  • Small toys galore. As soon as the ‘Fasten Seatbelt’ sign has switched off, I fish handfuls of small toys from my bag (e.g., die cast cars, crayons, dice, plastic dinosaurs and the like) and strew them liberally on the floor, making sure to toss most of them far under the seats about 3 rows in front. Then, I stuff the few remaining pieces of Lego or toy soldiers down the sides of the seats, mashing them in with bits of month-old food and other people’s skin flakes. This skips the annoying step of playing with a toy for three minutes before losing it, and goes straight to the more challenging “find a small toy in the dark” game.

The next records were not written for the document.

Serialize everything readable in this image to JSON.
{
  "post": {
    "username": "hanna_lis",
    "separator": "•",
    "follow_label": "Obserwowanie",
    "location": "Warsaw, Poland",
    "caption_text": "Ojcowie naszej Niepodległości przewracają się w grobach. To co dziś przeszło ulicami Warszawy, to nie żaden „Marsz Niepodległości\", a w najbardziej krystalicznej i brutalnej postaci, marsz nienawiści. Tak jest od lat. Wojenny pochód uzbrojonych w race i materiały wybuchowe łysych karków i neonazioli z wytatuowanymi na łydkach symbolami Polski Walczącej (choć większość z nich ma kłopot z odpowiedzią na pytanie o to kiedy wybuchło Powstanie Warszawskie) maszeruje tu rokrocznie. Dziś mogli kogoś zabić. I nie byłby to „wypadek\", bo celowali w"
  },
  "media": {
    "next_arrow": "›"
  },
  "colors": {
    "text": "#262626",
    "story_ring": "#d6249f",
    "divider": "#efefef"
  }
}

It’s especially challenging for Drummer Boy when his legs are taped to his chair.
  • iPads. Forget all the above steps if you must – but pack those iPads before you even pack your passports or e-ticket printouts. We like to take an iPad 1 (it has a certain quaint antique value), an iPad 2, an iPad Air and an iPad Mini (did I mention we have four boys, and we are cooped up in a very tight space for a very long time?). All bets are off, all rules are in abeyance. If the one-year-old wants nine hours of Baby Einstein, I am not going to be Amish about it.

One final gem of advice: make sure your iPads are all different (whether it’s the type of iPad, the colour of the cover or the apps you have loaded on them). This invariably sparks a lively argument about who gets which iPad. I am always grateful for these little diversions. The fight over the distribution of iPads occupies at least 15 minutes of the flight, which accounts for a substantial amount* of the journey.

*It’s important to note, minutes in the air work like dog years:- 1 dog year = 7 human years; 1 minute in the air with the Boy Band = 7 minutes on solid ground with the same children. So, a minor tiff about the iPad actually lasts 1 hour and 45 minutes. And the flight to Australia will, in real time, last 63 hours!!! Just make sure you save the last swig of Benadryl for yourself.